**Required work:** All entries below are to be reproduced exactly.

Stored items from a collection
--
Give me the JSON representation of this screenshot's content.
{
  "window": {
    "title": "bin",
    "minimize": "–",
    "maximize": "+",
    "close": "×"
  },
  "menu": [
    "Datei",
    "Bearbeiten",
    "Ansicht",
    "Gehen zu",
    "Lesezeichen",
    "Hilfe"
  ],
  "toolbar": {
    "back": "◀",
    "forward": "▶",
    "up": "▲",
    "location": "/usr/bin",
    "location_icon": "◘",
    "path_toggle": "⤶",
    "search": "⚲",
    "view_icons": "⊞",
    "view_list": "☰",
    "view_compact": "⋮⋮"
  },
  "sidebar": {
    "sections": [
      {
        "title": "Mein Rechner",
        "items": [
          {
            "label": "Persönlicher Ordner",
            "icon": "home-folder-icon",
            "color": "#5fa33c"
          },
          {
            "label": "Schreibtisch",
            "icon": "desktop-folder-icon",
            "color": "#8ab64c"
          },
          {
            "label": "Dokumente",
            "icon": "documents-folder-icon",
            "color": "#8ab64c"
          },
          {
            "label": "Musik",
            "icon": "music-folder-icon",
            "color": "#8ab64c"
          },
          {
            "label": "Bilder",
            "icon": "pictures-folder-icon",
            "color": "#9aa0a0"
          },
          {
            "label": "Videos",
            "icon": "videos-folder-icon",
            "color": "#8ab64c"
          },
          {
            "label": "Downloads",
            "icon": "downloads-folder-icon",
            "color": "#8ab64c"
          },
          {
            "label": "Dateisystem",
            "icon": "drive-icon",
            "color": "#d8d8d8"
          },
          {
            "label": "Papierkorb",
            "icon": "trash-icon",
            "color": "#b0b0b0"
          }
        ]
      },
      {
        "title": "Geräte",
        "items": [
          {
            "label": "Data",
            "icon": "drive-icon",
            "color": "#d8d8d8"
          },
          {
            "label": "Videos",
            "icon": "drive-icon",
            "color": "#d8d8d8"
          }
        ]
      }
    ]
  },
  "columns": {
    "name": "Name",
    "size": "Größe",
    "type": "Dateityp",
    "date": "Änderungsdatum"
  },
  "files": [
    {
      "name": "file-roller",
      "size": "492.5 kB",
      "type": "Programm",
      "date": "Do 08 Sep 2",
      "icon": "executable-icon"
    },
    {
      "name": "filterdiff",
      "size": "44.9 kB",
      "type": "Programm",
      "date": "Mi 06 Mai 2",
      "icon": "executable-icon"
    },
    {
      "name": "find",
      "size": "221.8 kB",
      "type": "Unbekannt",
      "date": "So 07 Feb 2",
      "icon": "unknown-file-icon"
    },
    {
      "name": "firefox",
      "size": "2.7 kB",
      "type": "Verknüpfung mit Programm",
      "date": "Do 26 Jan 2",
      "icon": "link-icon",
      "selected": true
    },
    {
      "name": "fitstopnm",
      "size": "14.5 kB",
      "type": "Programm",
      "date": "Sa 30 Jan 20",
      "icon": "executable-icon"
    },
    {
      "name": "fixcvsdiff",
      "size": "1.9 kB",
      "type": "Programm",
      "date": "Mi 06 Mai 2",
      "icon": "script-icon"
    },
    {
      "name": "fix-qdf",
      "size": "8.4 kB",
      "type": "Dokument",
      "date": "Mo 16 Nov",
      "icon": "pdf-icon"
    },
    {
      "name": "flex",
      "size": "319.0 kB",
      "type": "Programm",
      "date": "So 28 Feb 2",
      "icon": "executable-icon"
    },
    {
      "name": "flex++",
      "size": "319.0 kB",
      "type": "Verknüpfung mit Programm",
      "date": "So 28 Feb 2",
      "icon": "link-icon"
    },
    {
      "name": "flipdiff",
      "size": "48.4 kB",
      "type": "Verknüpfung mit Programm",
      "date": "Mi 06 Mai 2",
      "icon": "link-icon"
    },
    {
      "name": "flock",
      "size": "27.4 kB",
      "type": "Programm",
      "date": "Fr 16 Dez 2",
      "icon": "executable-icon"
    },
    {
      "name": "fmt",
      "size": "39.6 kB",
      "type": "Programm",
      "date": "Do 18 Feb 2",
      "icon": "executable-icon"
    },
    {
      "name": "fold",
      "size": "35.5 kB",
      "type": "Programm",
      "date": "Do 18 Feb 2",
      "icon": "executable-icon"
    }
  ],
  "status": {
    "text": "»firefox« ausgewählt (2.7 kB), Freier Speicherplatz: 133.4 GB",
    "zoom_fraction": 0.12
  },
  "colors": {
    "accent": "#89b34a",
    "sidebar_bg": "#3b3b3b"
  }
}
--
**Response to this task:**
Give me the JSON representation of this screenshot's content.
{
  "window": {
    "title": "bin",
    "minimize": "–",
    "maximize": "+",
    "close": "×"
  },
  "menu": [
    "Datei",
    "Bearbeiten",
    "Ansicht",
    "Gehen zu",
    "Lesezeichen",
    "Hilfe"
  ],
  "toolbar": {
    "back": "◀",
    "forward": "▶",
    "up": "▲",
    "location": "/usr/bin",
    "location_icon": "◘",
    "path_toggle": "⤶",
    "search": "⚲",
    "view_icons": "⊞",
    "view_list": "☰",
    "view_compact": "⋮⋮"
  },
  "sidebar": {
    "sections": [
      {
        "title": "Mein Rechner",
        "items": [
          {
            "label": "Persönlicher Ordner",
            "icon": "home-folder-icon",
            "color": "#5fa33c"
          },
          {
            "label": "Schreibtisch",
            "icon": "desktop-folder-icon",
            "color": "#8ab64c"
          },
          {
            "label": "Dokumente",
            "icon": "documents-folder-icon",
            "color": "#8ab64c"
          },
          {
            "label": "Musik",
            "icon": "music-folder-icon",
            "color": "#8ab64c"
          },
          {
            "label": "Bilder",
            "icon": "pictures-folder-icon",
            "color": "#9aa0a0"
          },
          {
            "label": "Videos",
            "icon": "videos-folder-icon",
            "color": "#8ab64c"
          },
          {
            "label": "Downloads",
            "icon": "downloads-folder-icon",
            "color": "#8ab64c"
          },
          {
            "label": "Dateisystem",
            "icon": "drive-icon",
            "color": "#d8d8d8"
          },
          {
            "label": "Papierkorb",
            "icon": "trash-icon",
            "color": "#b0b0b0"
          }
        ]
      },
      {
        "title": "Geräte",
        "items": [
          {
            "label": "Data",
            "icon": "drive-icon",
            "color": "#d8d8d8"
          },
          {
            "label": "Videos",
            "icon": "drive-icon",
            "color": "#d8d8d8"
          }
        ]
      }
    ]
  },
  "columns": {
    "name": "Name",
    "size": "Größe",
    "type": "Dateityp",
    "date": "Änderungsdatum"
  },
  "files": [
    {
      "name": "file-roller",
      "size": "492.5 kB",
      "type": "Programm",
      "date": "Do 08 Sep 2",
      "icon": "executable-icon"
    },
    {
      "name": "filterdiff",
      "size": "44.9 kB",
      "type": "Programm",
      "date": "Mi 06 Mai 2",
      "icon": "executable-icon"
    },
    {
      "name": "find",
      "size": "221.8 kB",
      "type": "Unbekannt",
      "date": "So 07 Feb 2",
      "icon": "unknown-file-icon"
    },
    {
      "name": "firefox",
      "size": "2.7 kB",
      "type": "Verknüpfung mit Programm",
      "date": "Do 26 Jan 2",
      "icon": "link-icon",
      "selected": true
    },
    {
      "name": "fitstopnm",
      "size": "14.5 kB",
      "type": "Programm",
      "date": "Sa 30 Jan 20",
      "icon": "executable-icon"
    },
    {
      "name": "fixcvsdiff",
      "size": "1.9 kB",
      "type": "Programm",
      "date": "Mi 06 Mai 2",
      "icon": "script-icon"
    },
    {
      "name": "fix-qdf",
      "size": "8.4 kB",
      "type": "Dokument",
      "date": "Mo 16 Nov",
      "icon": "pdf-icon"
    },
    {
      "name": "flex",
      "size": "319.0 kB",
      "type": "Programm",
      "date": "So 28 Feb 2",
      "icon": "executable-icon"
    },
    {
      "name": "flex++",
      "size": "319.0 kB",
      "type": "Verknüpfung mit Programm",
      "date": "So 28 Feb 2",
      "icon": "link-icon"
    },
    {
      "name": "flipdiff",
      "size": "48.4 kB",
      "type": "Verknüpfung mit Programm",
      "date": "Mi 06 Mai 2",
      "icon": "link-icon"
    },
    {
      "name": "flock",
      "size": "27.4 kB",
      "type": "Programm",
      "date": "Fr 16 Dez 2",
      "icon": "executable-icon"
    },
    {
      "name": "fmt",
      "size": "39.6 kB",
      "type": "Programm",
      "date": "Do 18 Feb 2",
      "icon": "executable-icon"
    },
    {
      "name": "fold",
      "size": "35.5 kB",
      "type": "Programm",
      "date": "Do 18 Feb 2",
      "icon": "executable-icon"
    }
  ],
  "status": {
    "text": "»firefox« ausgewählt (2.7 kB), Freier Speicherplatz: 133.4 GB",
    "zoom_fraction": 0.12
  },
  "colors": {
    "accent": "#89b34a",
    "sidebar_bg": "#3b3b3b"
  }
}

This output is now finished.